“I’m not trying to increase the number of cases by 20 percent and call that success,” Morton said. “I’m trying to change the face of IP enforcement. I’m trying to make a difference.”
“It’s a good time for intellectual property rights enforcement,” Morton said. “There’s a lot going on; there has been and there will be in the coming years.”
“Anyone who thinks this is about small-time crime on the corner of Fourth and Main is sadly mistaken,” Morton said, noting ICE and DOJ have never been more active on the issue than at present.
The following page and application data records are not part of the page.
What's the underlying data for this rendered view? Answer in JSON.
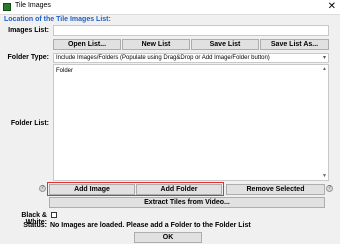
{
  "window": {
    "title": "Tile Images"
  },
  "section_title": "Location of the Tile Images List:",
  "images_list": {
    "label": "Images List:",
    "value": ""
  },
  "toolbar": {
    "open_list": "Open List...",
    "new_list": "New List",
    "save_list": "Save List",
    "save_list_as": "Save List As..."
  },
  "folder_type": {
    "label": "Folder Type:",
    "selected": "Include Images/Folders (Populate using Drag&Drop or Add Image/Folder button)"
  },
  "folder_list": {
    "label": "Folder List:",
    "items": [
      "Folder"
    ]
  },
  "list_buttons": {
    "add_image": "Add Image",
    "add_folder": "Add Folder",
    "remove_selected": "Remove Selected"
  },
  "extract_button": "Extract Tiles from Video...",
  "black_white": {
    "label": "Black & White:",
    "checked": false
  },
  "status": {
    "label": "Status:",
    "text": "No Images are loaded. Please add a Folder to the Folder List"
  },
  "ok_button": "OK",
  "colors": {
    "section_title": "#1f5fcc",
    "highlight_border": "#e03030"
  },
  "icons": {
    "app": "app-icon",
    "close": "close-icon",
    "dropdown": "chevron-down-icon",
    "help": "help-icon"
  }
}
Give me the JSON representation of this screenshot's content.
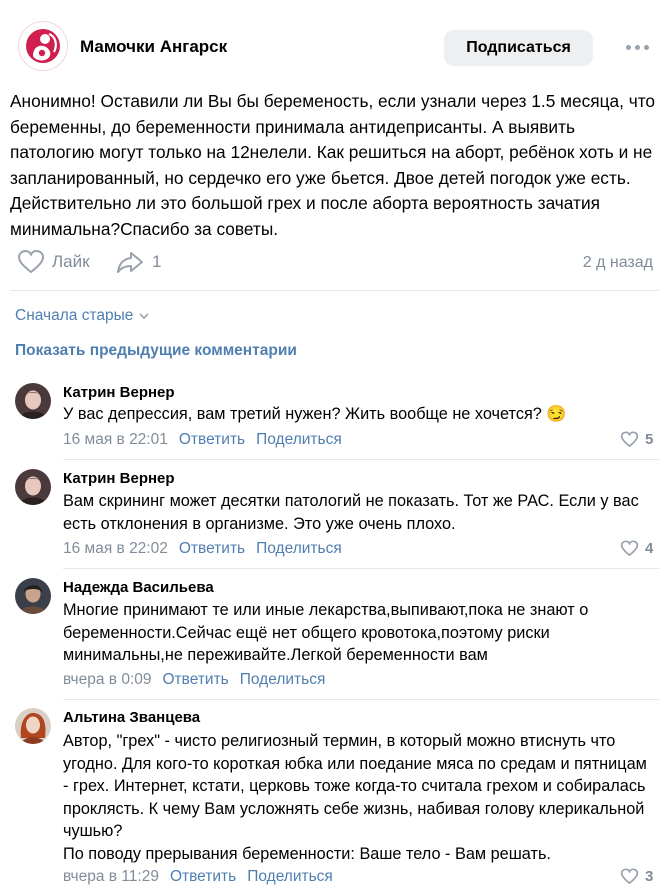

“We want people to shoot for the stars. We want people to be innovative. We want people to make America a great place for the latest cutting-edge idea or advance, and the only way you do that is have a system that protects people’s intellectual property investments,” Morton said, noting that such protections are a constitutional right.